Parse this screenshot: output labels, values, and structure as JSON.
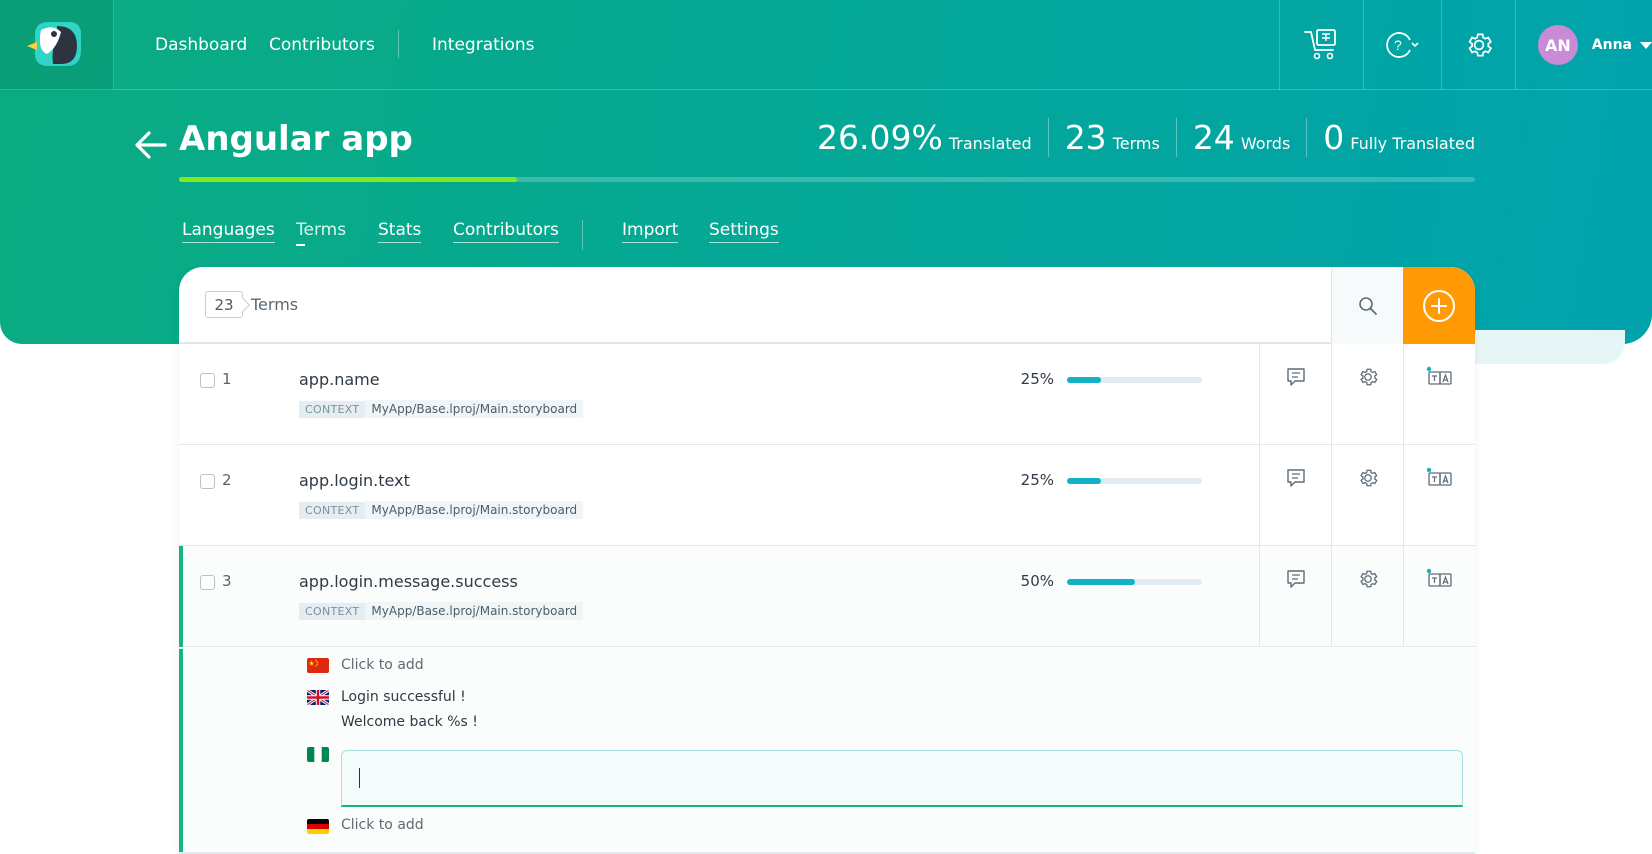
{
  "nav": {
    "dashboard": "Dashboard",
    "contributors": "Contributors",
    "integrations": "Integrations"
  },
  "user": {
    "initials": "AN",
    "name": "Anna"
  },
  "project": {
    "title": "Angular app",
    "progress_fraction": 0.2609,
    "stats": {
      "translated_value": "26.09%",
      "translated_label": "Translated",
      "terms_value": "23",
      "terms_label": "Terms",
      "words_value": "24",
      "words_label": "Words",
      "fully_value": "0",
      "fully_label": "Fully Translated"
    }
  },
  "tabs": {
    "languages": "Languages",
    "terms": "Terms",
    "stats": "Stats",
    "contributors": "Contributors",
    "import": "Import",
    "settings": "Settings",
    "active": "Terms"
  },
  "terms_header": {
    "count": "23",
    "label": "Terms"
  },
  "terms": [
    {
      "num": "1",
      "name": "app.name",
      "context_tag": "CONTEXT",
      "context": "MyApp/Base.lproj/Main.storyboard",
      "percent": "25%",
      "progress": 0.25
    },
    {
      "num": "2",
      "name": "app.login.text",
      "context_tag": "CONTEXT",
      "context": "MyApp/Base.lproj/Main.storyboard",
      "percent": "25%",
      "progress": 0.25
    },
    {
      "num": "3",
      "name": "app.login.message.success",
      "context_tag": "CONTEXT",
      "context": "MyApp/Base.lproj/Main.storyboard",
      "percent": "50%",
      "progress": 0.5,
      "expanded": true
    }
  ],
  "translations": [
    {
      "flag": "china-flag",
      "text": "Click to add"
    },
    {
      "flag": "uk-flag",
      "line1": "Login successful !",
      "line2": "Welcome back %s !"
    },
    {
      "flag": "nigeria-flag",
      "value": ""
    },
    {
      "flag": "germany-flag",
      "text": "Click to add"
    }
  ],
  "colors": {
    "brand_green": "#0bab80",
    "brand_teal": "#00a3ad",
    "accent_orange": "#ff9a05",
    "progress_green": "#7fe81e",
    "term_progress": "#13b1c6"
  }
}
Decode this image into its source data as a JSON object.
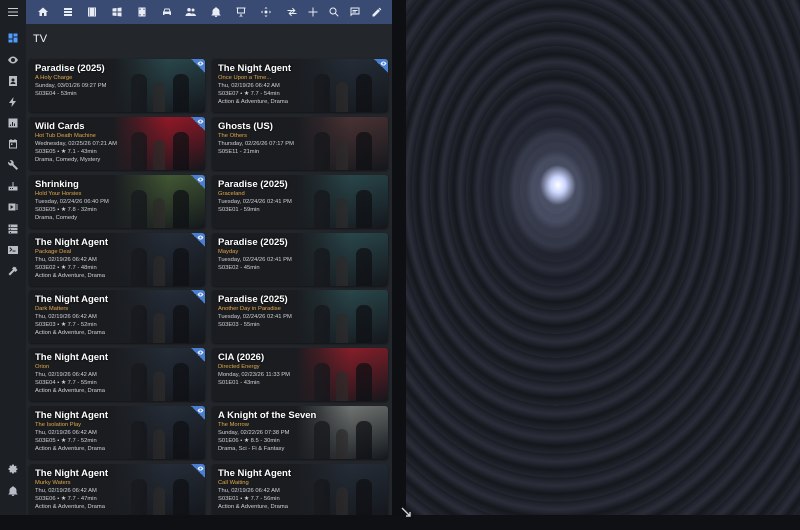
{
  "topbar": {
    "icons": [
      "menu-icon",
      "home-icon",
      "list-icon",
      "film-icon",
      "windows-icon",
      "video-icon",
      "car-icon",
      "people-icon",
      "bell-icon",
      "presentation-icon",
      "gamepad-icon",
      "transfer-icon",
      "plus-icon",
      "search-icon",
      "message-icon",
      "pencil-icon"
    ]
  },
  "sidebar": {
    "icons": [
      "dashboard-icon",
      "eye-icon",
      "contacts-icon",
      "lightning-icon",
      "chart-icon",
      "calendar-icon",
      "wrench-icon",
      "router-icon",
      "media-icon",
      "server-icon",
      "terminal-icon",
      "hammer-icon",
      "gear-icon",
      "notification-bell-icon"
    ]
  },
  "page": {
    "title": "TV"
  },
  "cards": [
    {
      "title": "Paradise (2025)",
      "subtitle": "A Holy Charge",
      "line1": "Sunday, 03/01/26 09:27 PM",
      "line2": "S03E04 - 53min",
      "line3": "",
      "watched": true,
      "thumb": "#2f5458"
    },
    {
      "title": "The Night Agent",
      "subtitle": "Once Upon a Time...",
      "line1": "Thu, 02/19/26 06:42 AM",
      "line2": "S03E07 • ★ 7.7 - 54min",
      "line3": "Action & Adventure, Drama",
      "watched": true,
      "thumb": "#2a3340"
    },
    {
      "title": "Wild Cards",
      "subtitle": "Hot Tub Death Machine",
      "line1": "Wednesday, 02/25/26 07:21 AM",
      "line2": "S03E05 • ★ 7.1 - 43min",
      "line3": "Drama, Comedy, Mystery",
      "watched": true,
      "thumb": "#b8182a"
    },
    {
      "title": "Ghosts (US)",
      "subtitle": "The Others",
      "line1": "Thursday, 02/26/26 07:17 PM",
      "line2": "S05E11 - 21min",
      "line3": "",
      "watched": false,
      "thumb": "#5a3a3a"
    },
    {
      "title": "Shrinking",
      "subtitle": "Hold Your Horsies",
      "line1": "Tuesday, 02/24/26 06:40 PM",
      "line2": "S03E05 • ★ 7.8 - 32min",
      "line3": "Drama, Comedy",
      "watched": true,
      "thumb": "#4f6b3a"
    },
    {
      "title": "Paradise (2025)",
      "subtitle": "Graceland",
      "line1": "Tuesday, 02/24/26 02:41 PM",
      "line2": "S03E01 - 59min",
      "line3": "",
      "watched": false,
      "thumb": "#2f5458"
    },
    {
      "title": "The Night Agent",
      "subtitle": "Package Deal",
      "line1": "Thu, 02/19/26 06:42 AM",
      "line2": "S03E02 • ★ 7.7 - 48min",
      "line3": "Action & Adventure, Drama",
      "watched": true,
      "thumb": "#2a3340"
    },
    {
      "title": "Paradise (2025)",
      "subtitle": "Mayday",
      "line1": "Tuesday, 02/24/26 02:41 PM",
      "line2": "S03E02 - 45min",
      "line3": "",
      "watched": false,
      "thumb": "#2f5458"
    },
    {
      "title": "The Night Agent",
      "subtitle": "Dark Matters",
      "line1": "Thu, 02/19/26 06:42 AM",
      "line2": "S03E03 • ★ 7.7 - 52min",
      "line3": "Action & Adventure, Drama",
      "watched": true,
      "thumb": "#2a3340"
    },
    {
      "title": "Paradise (2025)",
      "subtitle": "Another Day in Paradise",
      "line1": "Tuesday, 02/24/26 02:41 PM",
      "line2": "S03E03 - 55min",
      "line3": "",
      "watched": false,
      "thumb": "#2f5458"
    },
    {
      "title": "The Night Agent",
      "subtitle": "Orion",
      "line1": "Thu, 02/19/26 06:42 AM",
      "line2": "S03E04 • ★ 7.7 - 55min",
      "line3": "Action & Adventure, Drama",
      "watched": true,
      "thumb": "#2a3340"
    },
    {
      "title": "CIA (2026)",
      "subtitle": "Directed Energy",
      "line1": "Monday, 02/23/26 11:33 PM",
      "line2": "S01E01 - 43min",
      "line3": "",
      "watched": false,
      "thumb": "#a8202c"
    },
    {
      "title": "The Night Agent",
      "subtitle": "The Isolation Play",
      "line1": "Thu, 02/19/26 06:42 AM",
      "line2": "S03E05 • ★ 7.7 - 52min",
      "line3": "Action & Adventure, Drama",
      "watched": true,
      "thumb": "#2a3340"
    },
    {
      "title": "A Knight of the Seven",
      "subtitle": "The Morrow",
      "line1": "Sunday, 02/22/26 07:38 PM",
      "line2": "S01E06 • ★ 8.5 - 30min",
      "line3": "Drama, Sci - Fi & Fantasy",
      "watched": false,
      "thumb": "#8a8f8a"
    },
    {
      "title": "The Night Agent",
      "subtitle": "Murky Waters",
      "line1": "Thu, 02/19/26 06:42 AM",
      "line2": "S03E06 • ★ 7.7 - 47min",
      "line3": "Action & Adventure, Drama",
      "watched": true,
      "thumb": "#2a3340"
    },
    {
      "title": "The Night Agent",
      "subtitle": "Call Waiting",
      "line1": "Thu, 02/19/26 06:42 AM",
      "line2": "S03E01 • ★ 7.7 - 56min",
      "line3": "Action & Adventure, Drama",
      "watched": false,
      "thumb": "#2a3340"
    }
  ]
}
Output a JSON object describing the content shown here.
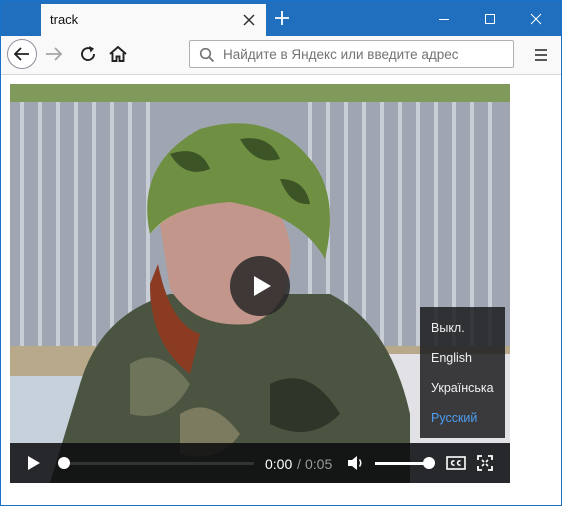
{
  "tab": {
    "title": "track"
  },
  "urlbar": {
    "placeholder": "Найдите в Яндекс или введите адрес"
  },
  "player": {
    "current_time": "0:00",
    "separator": "/",
    "duration": "0:05",
    "progress": 0,
    "volume": 1.0,
    "captions_menu": {
      "items": [
        "Выкл.",
        "English",
        "Українська",
        "Русский"
      ],
      "selected": "Русский"
    }
  },
  "colors": {
    "titlebar": "#1f6fbe",
    "selected_caption": "#4d9df0"
  },
  "icons": {
    "tab_close": "close-icon",
    "new_tab": "plus-icon",
    "back": "arrow-left-icon",
    "forward": "arrow-right-icon",
    "reload": "reload-icon",
    "home": "home-icon",
    "search": "search-icon",
    "menu": "hamburger-icon",
    "play": "play-icon",
    "volume": "volume-icon",
    "captions": "cc-icon",
    "fullscreen": "fullscreen-icon"
  }
}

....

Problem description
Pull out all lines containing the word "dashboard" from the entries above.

Written response
    "dashboard": "Dashboard",
      "dashboard-icon",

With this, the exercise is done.